=== Task item ===
Lift out all lines below that contain "from".

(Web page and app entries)
*** Begin section ***

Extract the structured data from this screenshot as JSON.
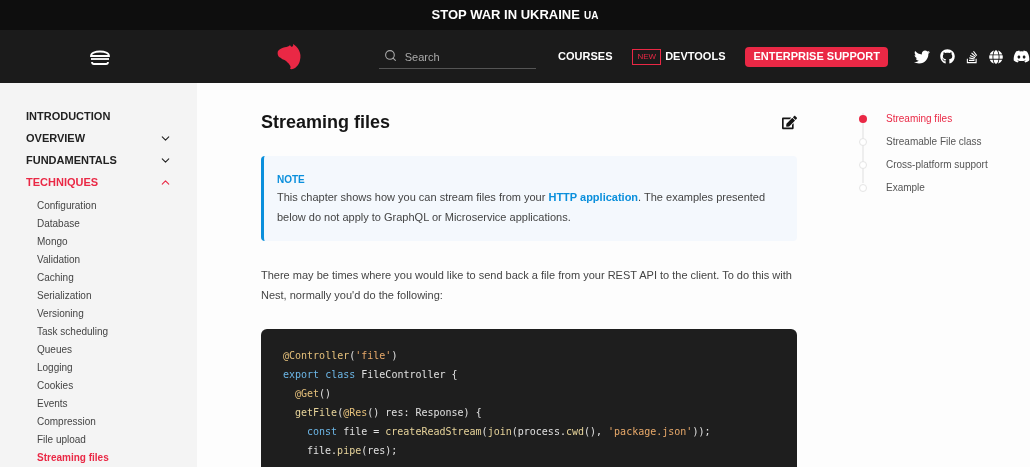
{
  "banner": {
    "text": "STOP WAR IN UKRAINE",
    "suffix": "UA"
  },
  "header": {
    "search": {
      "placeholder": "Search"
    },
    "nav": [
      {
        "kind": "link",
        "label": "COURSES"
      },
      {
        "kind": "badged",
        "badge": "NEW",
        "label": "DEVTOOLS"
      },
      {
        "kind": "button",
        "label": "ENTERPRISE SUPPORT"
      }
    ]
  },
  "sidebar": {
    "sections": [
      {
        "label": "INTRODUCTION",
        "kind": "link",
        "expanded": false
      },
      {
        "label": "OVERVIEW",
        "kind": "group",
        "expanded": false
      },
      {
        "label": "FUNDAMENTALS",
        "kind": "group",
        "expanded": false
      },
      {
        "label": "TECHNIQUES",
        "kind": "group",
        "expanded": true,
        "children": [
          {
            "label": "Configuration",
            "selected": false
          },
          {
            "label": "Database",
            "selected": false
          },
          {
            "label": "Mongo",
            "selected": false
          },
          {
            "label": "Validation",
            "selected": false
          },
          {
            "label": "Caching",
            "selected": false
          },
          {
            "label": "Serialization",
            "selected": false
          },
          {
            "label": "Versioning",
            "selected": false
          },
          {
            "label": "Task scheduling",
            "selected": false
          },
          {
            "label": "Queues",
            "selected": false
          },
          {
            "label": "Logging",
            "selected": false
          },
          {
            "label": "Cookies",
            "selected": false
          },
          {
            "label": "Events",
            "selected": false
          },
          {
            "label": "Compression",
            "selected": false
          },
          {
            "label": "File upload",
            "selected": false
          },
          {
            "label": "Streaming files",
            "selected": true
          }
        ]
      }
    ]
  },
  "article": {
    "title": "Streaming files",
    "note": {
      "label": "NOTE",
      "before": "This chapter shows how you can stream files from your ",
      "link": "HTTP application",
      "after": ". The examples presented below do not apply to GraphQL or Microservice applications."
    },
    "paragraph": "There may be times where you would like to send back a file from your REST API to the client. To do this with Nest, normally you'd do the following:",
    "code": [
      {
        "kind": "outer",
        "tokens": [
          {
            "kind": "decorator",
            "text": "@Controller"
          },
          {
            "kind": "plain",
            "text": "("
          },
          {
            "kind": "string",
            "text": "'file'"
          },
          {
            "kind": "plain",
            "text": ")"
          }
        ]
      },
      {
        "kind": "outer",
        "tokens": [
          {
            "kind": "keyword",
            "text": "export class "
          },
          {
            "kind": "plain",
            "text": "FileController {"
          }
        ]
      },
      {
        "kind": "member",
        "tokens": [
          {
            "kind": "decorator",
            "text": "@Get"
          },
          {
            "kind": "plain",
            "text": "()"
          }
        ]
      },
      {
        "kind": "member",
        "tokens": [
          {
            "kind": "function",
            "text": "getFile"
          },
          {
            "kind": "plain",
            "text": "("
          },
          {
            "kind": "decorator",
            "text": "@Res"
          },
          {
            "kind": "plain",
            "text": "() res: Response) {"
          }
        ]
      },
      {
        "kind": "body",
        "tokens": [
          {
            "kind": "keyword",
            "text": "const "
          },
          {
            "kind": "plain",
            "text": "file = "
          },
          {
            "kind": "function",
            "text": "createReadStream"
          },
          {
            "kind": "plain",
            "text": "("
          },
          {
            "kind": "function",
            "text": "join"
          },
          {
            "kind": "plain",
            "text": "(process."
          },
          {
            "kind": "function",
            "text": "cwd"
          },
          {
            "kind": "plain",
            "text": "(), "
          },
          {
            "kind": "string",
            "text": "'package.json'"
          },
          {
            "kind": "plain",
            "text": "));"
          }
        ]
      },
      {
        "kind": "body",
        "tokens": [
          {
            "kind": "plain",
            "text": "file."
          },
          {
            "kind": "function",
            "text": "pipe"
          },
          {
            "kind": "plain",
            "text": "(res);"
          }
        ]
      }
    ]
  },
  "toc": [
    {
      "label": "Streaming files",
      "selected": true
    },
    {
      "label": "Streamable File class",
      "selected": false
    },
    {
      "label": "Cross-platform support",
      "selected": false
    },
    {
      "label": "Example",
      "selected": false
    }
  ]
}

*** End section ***
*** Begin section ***

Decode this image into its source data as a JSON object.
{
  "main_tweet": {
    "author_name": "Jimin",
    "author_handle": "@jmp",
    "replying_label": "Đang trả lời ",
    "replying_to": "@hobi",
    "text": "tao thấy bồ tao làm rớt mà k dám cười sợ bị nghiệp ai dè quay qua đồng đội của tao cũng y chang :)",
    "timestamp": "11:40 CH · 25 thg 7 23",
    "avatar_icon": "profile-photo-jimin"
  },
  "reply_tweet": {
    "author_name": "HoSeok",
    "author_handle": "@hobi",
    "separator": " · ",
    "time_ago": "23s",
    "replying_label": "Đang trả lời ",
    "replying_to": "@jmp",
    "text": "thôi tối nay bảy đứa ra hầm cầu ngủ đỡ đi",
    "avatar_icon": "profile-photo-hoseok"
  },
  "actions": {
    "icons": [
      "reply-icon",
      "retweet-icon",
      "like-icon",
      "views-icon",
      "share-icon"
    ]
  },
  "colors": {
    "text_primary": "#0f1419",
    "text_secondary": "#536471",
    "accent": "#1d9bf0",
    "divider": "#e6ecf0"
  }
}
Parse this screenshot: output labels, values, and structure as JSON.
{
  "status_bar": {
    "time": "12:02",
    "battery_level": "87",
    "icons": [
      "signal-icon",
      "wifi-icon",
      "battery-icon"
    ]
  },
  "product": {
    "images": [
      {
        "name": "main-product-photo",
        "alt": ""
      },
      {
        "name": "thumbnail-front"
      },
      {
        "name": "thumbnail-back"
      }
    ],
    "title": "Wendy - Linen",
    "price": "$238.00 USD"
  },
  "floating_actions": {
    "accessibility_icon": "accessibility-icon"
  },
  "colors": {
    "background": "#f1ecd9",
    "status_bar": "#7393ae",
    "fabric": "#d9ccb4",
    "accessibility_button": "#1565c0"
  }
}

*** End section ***
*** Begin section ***

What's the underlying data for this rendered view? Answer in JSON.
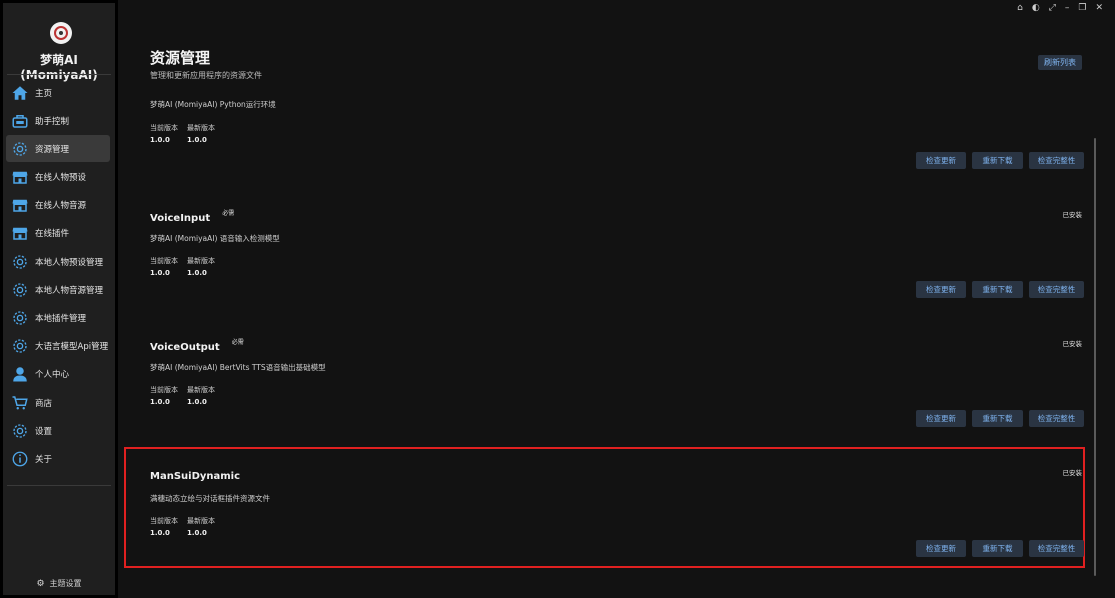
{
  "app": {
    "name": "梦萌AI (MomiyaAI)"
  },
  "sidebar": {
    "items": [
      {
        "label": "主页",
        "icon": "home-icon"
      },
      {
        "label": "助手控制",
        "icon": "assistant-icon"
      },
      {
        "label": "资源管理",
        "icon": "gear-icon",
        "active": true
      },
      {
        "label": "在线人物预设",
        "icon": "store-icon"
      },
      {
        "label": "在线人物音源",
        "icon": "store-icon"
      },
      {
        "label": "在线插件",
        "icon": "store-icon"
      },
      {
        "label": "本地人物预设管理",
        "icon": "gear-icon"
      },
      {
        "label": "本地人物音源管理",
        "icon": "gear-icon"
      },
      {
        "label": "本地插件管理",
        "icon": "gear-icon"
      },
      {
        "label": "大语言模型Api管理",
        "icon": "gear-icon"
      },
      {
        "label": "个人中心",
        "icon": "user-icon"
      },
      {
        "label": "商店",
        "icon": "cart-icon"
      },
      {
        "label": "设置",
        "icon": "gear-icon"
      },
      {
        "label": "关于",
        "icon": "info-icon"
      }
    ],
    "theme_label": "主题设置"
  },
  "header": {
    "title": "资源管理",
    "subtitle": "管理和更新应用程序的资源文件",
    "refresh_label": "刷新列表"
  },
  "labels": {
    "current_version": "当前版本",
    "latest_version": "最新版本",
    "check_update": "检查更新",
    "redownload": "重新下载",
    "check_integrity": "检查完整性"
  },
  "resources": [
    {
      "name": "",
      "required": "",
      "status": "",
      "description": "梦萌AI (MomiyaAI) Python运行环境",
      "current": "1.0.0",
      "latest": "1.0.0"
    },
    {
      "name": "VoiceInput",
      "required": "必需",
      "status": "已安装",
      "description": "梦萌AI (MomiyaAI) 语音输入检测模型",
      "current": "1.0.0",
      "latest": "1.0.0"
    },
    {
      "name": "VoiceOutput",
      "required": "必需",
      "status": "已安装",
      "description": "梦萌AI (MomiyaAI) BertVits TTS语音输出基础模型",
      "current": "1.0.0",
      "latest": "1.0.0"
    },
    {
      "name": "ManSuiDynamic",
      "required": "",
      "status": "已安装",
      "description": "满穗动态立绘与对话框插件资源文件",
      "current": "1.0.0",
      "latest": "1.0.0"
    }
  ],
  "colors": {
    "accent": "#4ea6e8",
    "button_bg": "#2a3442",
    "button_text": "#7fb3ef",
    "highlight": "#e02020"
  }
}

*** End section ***

=== Task result ===
Extract the structured data from this screenshot as JSON.
      "before": "This chapter shows how you can stream files from your ",
    "paragraph": "There may be times where you would like to send back a file from your REST API to the client. To do this with Nest, normally you'd do the following:",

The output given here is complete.